[Dataset rows for apps and sites]
****

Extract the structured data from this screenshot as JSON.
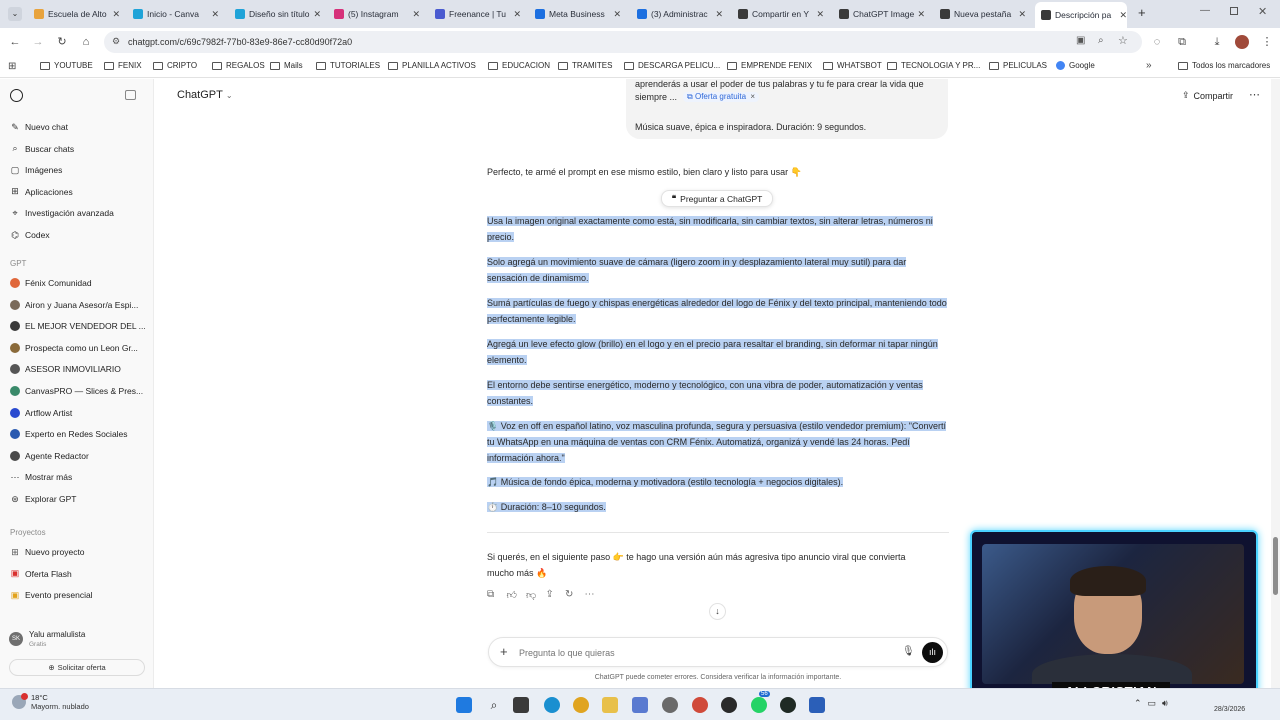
{
  "browser": {
    "tabs": [
      {
        "title": "Escuela de Alto",
        "color": "#e8a33d"
      },
      {
        "title": "Inicio - Canva",
        "color": "#1fa3d8"
      },
      {
        "title": "Diseño sin título",
        "color": "#1fa3d8"
      },
      {
        "title": "(5) Instagram",
        "color": "#d6317a"
      },
      {
        "title": "Freenance | Tu",
        "color": "#4a5bd0"
      },
      {
        "title": "Meta Business",
        "color": "#1c6fe0"
      },
      {
        "title": "(3) Administrac",
        "color": "#1c6fe0"
      },
      {
        "title": "Compartir en Y",
        "color": "#3a3a3a"
      },
      {
        "title": "ChatGPT Image",
        "color": "#3a3a3a"
      },
      {
        "title": "Nueva pestaña",
        "color": "#3a3a3a"
      },
      {
        "title": "Descripción pa",
        "color": "#3a3a3a",
        "active": true
      }
    ],
    "url": "chatgpt.com/c/69c7982f-77b0-83e9-86e7-cc80d90f72a0",
    "bookmarks": [
      "YOUTUBE",
      "FENIX",
      "CRIPTO",
      "REGALOS",
      "Mails",
      "TUTORIALES",
      "PLANILLA ACTIVOS",
      "EDUCACION",
      "TRAMITES",
      "DESCARGA PELICU...",
      "EMPRENDE FENIX",
      "WHATSBOT",
      "TECNOLOGIA Y PR...",
      "PELICULAS",
      "Google"
    ],
    "all_bookmarks": "Todos los marcadores"
  },
  "sidebar": {
    "nav": [
      {
        "label": "Nuevo chat",
        "icon": "new-chat-icon"
      },
      {
        "label": "Buscar chats",
        "icon": "search-icon"
      },
      {
        "label": "Imágenes",
        "icon": "image-icon"
      },
      {
        "label": "Aplicaciones",
        "icon": "apps-icon"
      },
      {
        "label": "Investigación avanzada",
        "icon": "research-icon"
      },
      {
        "label": "Codex",
        "icon": "codex-icon"
      }
    ],
    "gpt_title": "GPT",
    "gpts": [
      {
        "label": "Fénix Comunidad",
        "color": "#e0673a"
      },
      {
        "label": "Airon y Juana  Asesor/a Espi...",
        "color": "#7a6a5a"
      },
      {
        "label": "EL MEJOR VENDEDOR DEL ...",
        "color": "#3a3a3a"
      },
      {
        "label": "Prospecta como un Leon Gr...",
        "color": "#8a6a3a"
      },
      {
        "label": "ASESOR INMOVILIARIO",
        "color": "#555555"
      },
      {
        "label": "CanvasPRO — Slices & Pres...",
        "color": "#3a8a6a"
      },
      {
        "label": "Artflow Artist",
        "color": "#2a4ad0"
      },
      {
        "label": "Experto en Redes Sociales",
        "color": "#2a5ab0"
      },
      {
        "label": "Agente Redactor",
        "color": "#4a4a4a"
      },
      {
        "label": "Mostrar más",
        "color": ""
      },
      {
        "label": "Explorar GPT",
        "color": ""
      }
    ],
    "projects_title": "Proyectos",
    "projects": [
      "Nuevo proyecto",
      "Oferta Flash",
      "Evento presencial"
    ],
    "user_name": "Yalu armalulista",
    "user_plan": "Gratis",
    "upgrade": "Solicitar oferta",
    "user_initials": "SK"
  },
  "header": {
    "model": "ChatGPT",
    "share": "Compartir"
  },
  "chat": {
    "user_line1": "aprenderás a usar el poder de tus palabras y tu fe para crear la vida que",
    "user_line2": "siempre ...",
    "user_chip": "Oferta gratuita",
    "user_line3": "Música suave, épica e inspiradora. Duración: 9 segundos.",
    "intro": "Perfecto, te armé el prompt en ese mismo estilo, bien claro y listo para usar 👇",
    "ask_popup": "Preguntar a ChatGPT",
    "paragraphs": [
      "Usa la imagen original exactamente como está, sin modificarla, sin cambiar textos, sin alterar letras, números ni precio.",
      "Solo agregá un movimiento suave de cámara (ligero zoom in y desplazamiento lateral muy sutil) para dar sensación de dinamismo.",
      "Sumá partículas de fuego y chispas energéticas alrededor del logo de Fénix y del texto principal, manteniendo todo perfectamente legible.",
      "Agregá un leve efecto glow (brillo) en el logo y en el precio para resaltar el branding, sin deformar ni tapar ningún elemento.",
      "El entorno debe sentirse energético, moderno y tecnológico, con una vibra de poder, automatización y ventas constantes.",
      "🎙️ Voz en off en español latino, voz masculina profunda, segura y persuasiva (estilo vendedor premium): \"Convertí tu WhatsApp en una máquina de ventas con CRM Fénix. Automatizá, organizá y vendé las 24 horas. Pedí información ahora.\"",
      "🎵 Música de fondo épica, moderna y motivadora (estilo tecnología + negocios digitales).",
      "⏱️ Duración: 8–10 segundos."
    ],
    "followup": "Si querés, en el siguiente paso 👉 te hago una versión aún más agresiva tipo anuncio viral que convierta mucho más 🔥",
    "composer_placeholder": "Pregunta lo que quieras",
    "disclaimer": "ChatGPT puede cometer errores. Considera verificar la información importante."
  },
  "taskbar": {
    "weather_temp": "18°C",
    "weather_desc": "Mayorm. nublado",
    "date": "28/3/2026",
    "badge_count": "56"
  },
  "webcam": {
    "name": "ALI CRISTIAN"
  }
}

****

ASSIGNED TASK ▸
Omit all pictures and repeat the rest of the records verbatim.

RESULT ▸
Extract the structured data from this screenshot as JSON.
{
  "browser": {
    "tabs": [
      {
        "title": "Escuela de Alto",
        "color": "#e8a33d"
      },
      {
        "title": "Inicio - Canva",
        "color": "#1fa3d8"
      },
      {
        "title": "Diseño sin título",
        "color": "#1fa3d8"
      },
      {
        "title": "(5) Instagram",
        "color": "#d6317a"
      },
      {
        "title": "Freenance | Tu",
        "color": "#4a5bd0"
      },
      {
        "title": "Meta Business",
        "color": "#1c6fe0"
      },
      {
        "title": "(3) Administrac",
        "color": "#1c6fe0"
      },
      {
        "title": "Compartir en Y",
        "color": "#3a3a3a"
      },
      {
        "title": "ChatGPT Image",
        "color": "#3a3a3a"
      },
      {
        "title": "Nueva pestaña",
        "color": "#3a3a3a"
      },
      {
        "title": "Descripción pa",
        "color": "#3a3a3a",
        "active": true
      }
    ],
    "url": "chatgpt.com/c/69c7982f-77b0-83e9-86e7-cc80d90f72a0",
    "bookmarks": [
      "YOUTUBE",
      "FENIX",
      "CRIPTO",
      "REGALOS",
      "Mails",
      "TUTORIALES",
      "PLANILLA ACTIVOS",
      "EDUCACION",
      "TRAMITES",
      "DESCARGA PELICU...",
      "EMPRENDE FENIX",
      "WHATSBOT",
      "TECNOLOGIA Y PR...",
      "PELICULAS",
      "Google"
    ],
    "all_bookmarks": "Todos los marcadores"
  },
  "sidebar": {
    "nav": [
      {
        "label": "Nuevo chat",
        "icon": "new-chat-icon"
      },
      {
        "label": "Buscar chats",
        "icon": "search-icon"
      },
      {
        "label": "Imágenes",
        "icon": "image-icon"
      },
      {
        "label": "Aplicaciones",
        "icon": "apps-icon"
      },
      {
        "label": "Investigación avanzada",
        "icon": "research-icon"
      },
      {
        "label": "Codex",
        "icon": "codex-icon"
      }
    ],
    "gpt_title": "GPT",
    "gpts": [
      {
        "label": "Fénix Comunidad",
        "color": "#e0673a"
      },
      {
        "label": "Airon y Juana  Asesor/a Espi...",
        "color": "#7a6a5a"
      },
      {
        "label": "EL MEJOR VENDEDOR DEL ...",
        "color": "#3a3a3a"
      },
      {
        "label": "Prospecta como un Leon Gr...",
        "color": "#8a6a3a"
      },
      {
        "label": "ASESOR INMOVILIARIO",
        "color": "#555555"
      },
      {
        "label": "CanvasPRO — Slices & Pres...",
        "color": "#3a8a6a"
      },
      {
        "label": "Artflow Artist",
        "color": "#2a4ad0"
      },
      {
        "label": "Experto en Redes Sociales",
        "color": "#2a5ab0"
      },
      {
        "label": "Agente Redactor",
        "color": "#4a4a4a"
      },
      {
        "label": "Mostrar más",
        "color": ""
      },
      {
        "label": "Explorar GPT",
        "color": ""
      }
    ],
    "projects_title": "Proyectos",
    "projects": [
      "Nuevo proyecto",
      "Oferta Flash",
      "Evento presencial"
    ],
    "user_name": "Yalu armalulista",
    "user_plan": "Gratis",
    "upgrade": "Solicitar oferta",
    "user_initials": "SK"
  },
  "header": {
    "model": "ChatGPT",
    "share": "Compartir"
  },
  "chat": {
    "user_line1": "aprenderás a usar el poder de tus palabras y tu fe para crear la vida que",
    "user_line2": "siempre ...",
    "user_chip": "Oferta gratuita",
    "user_line3": "Música suave, épica e inspiradora. Duración: 9 segundos.",
    "intro": "Perfecto, te armé el prompt en ese mismo estilo, bien claro y listo para usar 👇",
    "ask_popup": "Preguntar a ChatGPT",
    "paragraphs": [
      "Usa la imagen original exactamente como está, sin modificarla, sin cambiar textos, sin alterar letras, números ni precio.",
      "Solo agregá un movimiento suave de cámara (ligero zoom in y desplazamiento lateral muy sutil) para dar sensación de dinamismo.",
      "Sumá partículas de fuego y chispas energéticas alrededor del logo de Fénix y del texto principal, manteniendo todo perfectamente legible.",
      "Agregá un leve efecto glow (brillo) en el logo y en el precio para resaltar el branding, sin deformar ni tapar ningún elemento.",
      "El entorno debe sentirse energético, moderno y tecnológico, con una vibra de poder, automatización y ventas constantes.",
      "🎙️ Voz en off en español latino, voz masculina profunda, segura y persuasiva (estilo vendedor premium): \"Convertí tu WhatsApp en una máquina de ventas con CRM Fénix. Automatizá, organizá y vendé las 24 horas. Pedí información ahora.\"",
      "🎵 Música de fondo épica, moderna y motivadora (estilo tecnología + negocios digitales).",
      "⏱️ Duración: 8–10 segundos."
    ],
    "followup": "Si querés, en el siguiente paso 👉 te hago una versión aún más agresiva tipo anuncio viral que convierta mucho más 🔥",
    "composer_placeholder": "Pregunta lo que quieras",
    "disclaimer": "ChatGPT puede cometer errores. Considera verificar la información importante."
  },
  "taskbar": {
    "weather_temp": "18°C",
    "weather_desc": "Mayorm. nublado",
    "date": "28/3/2026",
    "badge_count": "56"
  },
  "webcam": {
    "name": "ALI CRISTIAN"
  }
}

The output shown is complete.